==== Dataset content

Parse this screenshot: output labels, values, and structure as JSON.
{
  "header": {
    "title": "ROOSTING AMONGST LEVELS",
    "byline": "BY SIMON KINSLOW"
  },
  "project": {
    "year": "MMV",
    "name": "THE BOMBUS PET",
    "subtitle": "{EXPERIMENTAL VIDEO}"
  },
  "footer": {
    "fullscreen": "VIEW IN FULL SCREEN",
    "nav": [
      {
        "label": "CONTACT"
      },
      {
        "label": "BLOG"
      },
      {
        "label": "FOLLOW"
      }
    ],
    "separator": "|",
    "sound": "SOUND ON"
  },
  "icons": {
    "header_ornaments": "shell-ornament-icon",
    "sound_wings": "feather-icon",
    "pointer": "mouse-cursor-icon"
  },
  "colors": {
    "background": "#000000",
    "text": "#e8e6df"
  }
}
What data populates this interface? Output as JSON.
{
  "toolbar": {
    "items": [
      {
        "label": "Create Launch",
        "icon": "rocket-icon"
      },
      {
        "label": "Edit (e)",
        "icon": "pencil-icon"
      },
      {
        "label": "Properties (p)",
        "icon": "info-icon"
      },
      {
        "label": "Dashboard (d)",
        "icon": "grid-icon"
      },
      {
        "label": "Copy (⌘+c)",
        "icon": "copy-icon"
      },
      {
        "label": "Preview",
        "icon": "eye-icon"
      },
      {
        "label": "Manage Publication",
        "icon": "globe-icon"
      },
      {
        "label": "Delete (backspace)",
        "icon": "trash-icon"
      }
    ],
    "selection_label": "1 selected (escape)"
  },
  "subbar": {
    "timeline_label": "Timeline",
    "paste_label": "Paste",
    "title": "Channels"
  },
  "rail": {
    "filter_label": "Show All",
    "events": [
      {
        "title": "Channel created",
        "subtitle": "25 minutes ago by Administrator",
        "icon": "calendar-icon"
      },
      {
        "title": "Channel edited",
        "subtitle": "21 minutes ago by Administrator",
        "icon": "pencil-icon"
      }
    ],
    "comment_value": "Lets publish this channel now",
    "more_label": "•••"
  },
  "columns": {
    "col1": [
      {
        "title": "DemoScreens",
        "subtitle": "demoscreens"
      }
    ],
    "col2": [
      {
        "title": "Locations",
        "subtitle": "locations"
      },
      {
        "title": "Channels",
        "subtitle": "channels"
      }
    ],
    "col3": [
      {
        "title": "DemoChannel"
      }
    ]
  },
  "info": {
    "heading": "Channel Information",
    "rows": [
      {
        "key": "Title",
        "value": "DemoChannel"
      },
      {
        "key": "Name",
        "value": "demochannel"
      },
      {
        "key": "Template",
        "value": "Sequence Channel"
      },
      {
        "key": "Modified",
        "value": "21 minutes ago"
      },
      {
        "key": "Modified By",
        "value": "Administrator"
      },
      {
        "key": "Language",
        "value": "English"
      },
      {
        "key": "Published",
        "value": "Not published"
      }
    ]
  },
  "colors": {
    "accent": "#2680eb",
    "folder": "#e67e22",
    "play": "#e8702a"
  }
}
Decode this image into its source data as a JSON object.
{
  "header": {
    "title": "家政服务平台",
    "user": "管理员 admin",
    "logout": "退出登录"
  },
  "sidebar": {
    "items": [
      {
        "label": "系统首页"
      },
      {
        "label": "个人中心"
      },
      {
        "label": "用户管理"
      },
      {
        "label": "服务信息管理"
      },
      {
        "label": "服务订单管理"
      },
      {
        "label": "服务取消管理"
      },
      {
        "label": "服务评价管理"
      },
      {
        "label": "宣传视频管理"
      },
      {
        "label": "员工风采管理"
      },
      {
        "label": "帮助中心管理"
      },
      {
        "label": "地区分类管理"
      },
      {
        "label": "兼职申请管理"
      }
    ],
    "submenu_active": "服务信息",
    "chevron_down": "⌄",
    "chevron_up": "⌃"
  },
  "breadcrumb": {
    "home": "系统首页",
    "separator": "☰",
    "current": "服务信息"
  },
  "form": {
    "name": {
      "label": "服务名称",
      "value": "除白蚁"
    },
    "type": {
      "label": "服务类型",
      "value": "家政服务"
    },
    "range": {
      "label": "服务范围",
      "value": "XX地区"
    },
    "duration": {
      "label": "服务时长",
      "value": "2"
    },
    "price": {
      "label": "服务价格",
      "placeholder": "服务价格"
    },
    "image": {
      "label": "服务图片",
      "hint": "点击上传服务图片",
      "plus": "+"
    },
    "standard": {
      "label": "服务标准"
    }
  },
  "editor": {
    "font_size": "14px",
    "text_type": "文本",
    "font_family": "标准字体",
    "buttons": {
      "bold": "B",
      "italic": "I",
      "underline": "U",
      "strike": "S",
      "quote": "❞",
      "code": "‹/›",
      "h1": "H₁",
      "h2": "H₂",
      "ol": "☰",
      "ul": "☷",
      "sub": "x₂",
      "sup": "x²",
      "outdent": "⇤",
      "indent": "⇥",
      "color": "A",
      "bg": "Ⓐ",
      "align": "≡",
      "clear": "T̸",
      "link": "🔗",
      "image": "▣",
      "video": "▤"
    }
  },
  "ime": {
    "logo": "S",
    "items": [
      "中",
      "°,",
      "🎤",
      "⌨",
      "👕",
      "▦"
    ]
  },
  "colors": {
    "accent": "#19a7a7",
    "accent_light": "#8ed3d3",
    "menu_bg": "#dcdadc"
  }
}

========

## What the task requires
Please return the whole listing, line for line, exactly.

## Exercise result
Parse this screenshot: output labels, values, and structure as JSON.
{
  "header": {
    "title": "ROOSTING AMONGST LEVELS",
    "byline": "BY SIMON KINSLOW"
  },
  "project": {
    "year": "MMV",
    "name": "THE BOMBUS PET",
    "subtitle": "{EXPERIMENTAL VIDEO}"
  },
  "footer": {
    "fullscreen": "VIEW IN FULL SCREEN",
    "nav": [
      {
        "label": "CONTACT"
      },
      {
        "label": "BLOG"
      },
      {
        "label": "FOLLOW"
      }
    ],
    "separator": "|",
    "sound": "SOUND ON"
  },
  "icons": {
    "header_ornaments": "shell-ornament-icon",
    "sound_wings": "feather-icon",
    "pointer": "mouse-cursor-icon"
  },
  "colors": {
    "background": "#000000",
    "text": "#e8e6df"
  }
}
What data populates this interface? Output as JSON.
{
  "toolbar": {
    "items": [
      {
        "label": "Create Launch",
        "icon": "rocket-icon"
      },
      {
        "label": "Edit (e)",
        "icon": "pencil-icon"
      },
      {
        "label": "Properties (p)",
        "icon": "info-icon"
      },
      {
        "label": "Dashboard (d)",
        "icon": "grid-icon"
      },
      {
        "label": "Copy (⌘+c)",
        "icon": "copy-icon"
      },
      {
        "label": "Preview",
        "icon": "eye-icon"
      },
      {
        "label": "Manage Publication",
        "icon": "globe-icon"
      },
      {
        "label": "Delete (backspace)",
        "icon": "trash-icon"
      }
    ],
    "selection_label": "1 selected (escape)"
  },
  "subbar": {
    "timeline_label": "Timeline",
    "paste_label": "Paste",
    "title": "Channels"
  },
  "rail": {
    "filter_label": "Show All",
    "events": [
      {
        "title": "Channel created",
        "subtitle": "25 minutes ago by Administrator",
        "icon": "calendar-icon"
      },
      {
        "title": "Channel edited",
        "subtitle": "21 minutes ago by Administrator",
        "icon": "pencil-icon"
      }
    ],
    "comment_value": "Lets publish this channel now",
    "more_label": "•••"
  },
  "columns": {
    "col1": [
      {
        "title": "DemoScreens",
        "subtitle": "demoscreens"
      }
    ],
    "col2": [
      {
        "title": "Locations",
        "subtitle": "locations"
      },
      {
        "title": "Channels",
        "subtitle": "channels"
      }
    ],
    "col3": [
      {
        "title": "DemoChannel"
      }
    ]
  },
  "info": {
    "heading": "Channel Information",
    "rows": [
      {
        "key": "Title",
        "value": "DemoChannel"
      },
      {
        "key": "Name",
        "value": "demochannel"
      },
      {
        "key": "Template",
        "value": "Sequence Channel"
      },
      {
        "key": "Modified",
        "value": "21 minutes ago"
      },
      {
        "key": "Modified By",
        "value": "Administrator"
      },
      {
        "key": "Language",
        "value": "English"
      },
      {
        "key": "Published",
        "value": "Not published"
      }
    ]
  },
  "colors": {
    "accent": "#2680eb",
    "folder": "#e67e22",
    "play": "#e8702a"
  }
}
Decode this image into its source data as a JSON object.
{
  "header": {
    "title": "家政服务平台",
    "user": "管理员 admin",
    "logout": "退出登录"
  },
  "sidebar": {
    "items": [
      {
        "label": "系统首页"
      },
      {
        "label": "个人中心"
      },
      {
        "label": "用户管理"
      },
      {
        "label": "服务信息管理"
      },
      {
        "label": "服务订单管理"
      },
      {
        "label": "服务取消管理"
      },
      {
        "label": "服务评价管理"
      },
      {
        "label": "宣传视频管理"
      },
      {
        "label": "员工风采管理"
      },
      {
        "label": "帮助中心管理"
      },
      {
        "label": "地区分类管理"
      },
      {
        "label": "兼职申请管理"
      }
    ],
    "submenu_active": "服务信息",
    "chevron_down": "⌄",
    "chevron_up": "⌃"
  },
  "breadcrumb": {
    "home": "系统首页",
    "separator": "☰",
    "current": "服务信息"
  },
  "form": {
    "name": {
      "label": "服务名称",
      "value": "除白蚁"
    },
    "type": {
      "label": "服务类型",
      "value": "家政服务"
    },
    "range": {
      "label": "服务范围",
      "value": "XX地区"
    },
    "duration": {
      "label": "服务时长",
      "value": "2"
    },
    "price": {
      "label": "服务价格",
      "placeholder": "服务价格"
    },
    "image": {
      "label": "服务图片",
      "hint": "点击上传服务图片",
      "plus": "+"
    },
    "standard": {
      "label": "服务标准"
    }
  },
  "editor": {
    "font_size": "14px",
    "text_type": "文本",
    "font_family": "标准字体",
    "buttons": {
      "bold": "B",
      "italic": "I",
      "underline": "U",
      "strike": "S",
      "quote": "❞",
      "code": "‹/›",
      "h1": "H₁",
      "h2": "H₂",
      "ol": "☰",
      "ul": "☷",
      "sub": "x₂",
      "sup": "x²",
      "outdent": "⇤",
      "indent": "⇥",
      "color": "A",
      "bg": "Ⓐ",
      "align": "≡",
      "clear": "T̸",
      "link": "🔗",
      "image": "▣",
      "video": "▤"
    }
  },
  "ime": {
    "logo": "S",
    "items": [
      "中",
      "°,",
      "🎤",
      "⌨",
      "👕",
      "▦"
    ]
  },
  "colors": {
    "accent": "#19a7a7",
    "accent_light": "#8ed3d3",
    "menu_bg": "#dcdadc"
  }
}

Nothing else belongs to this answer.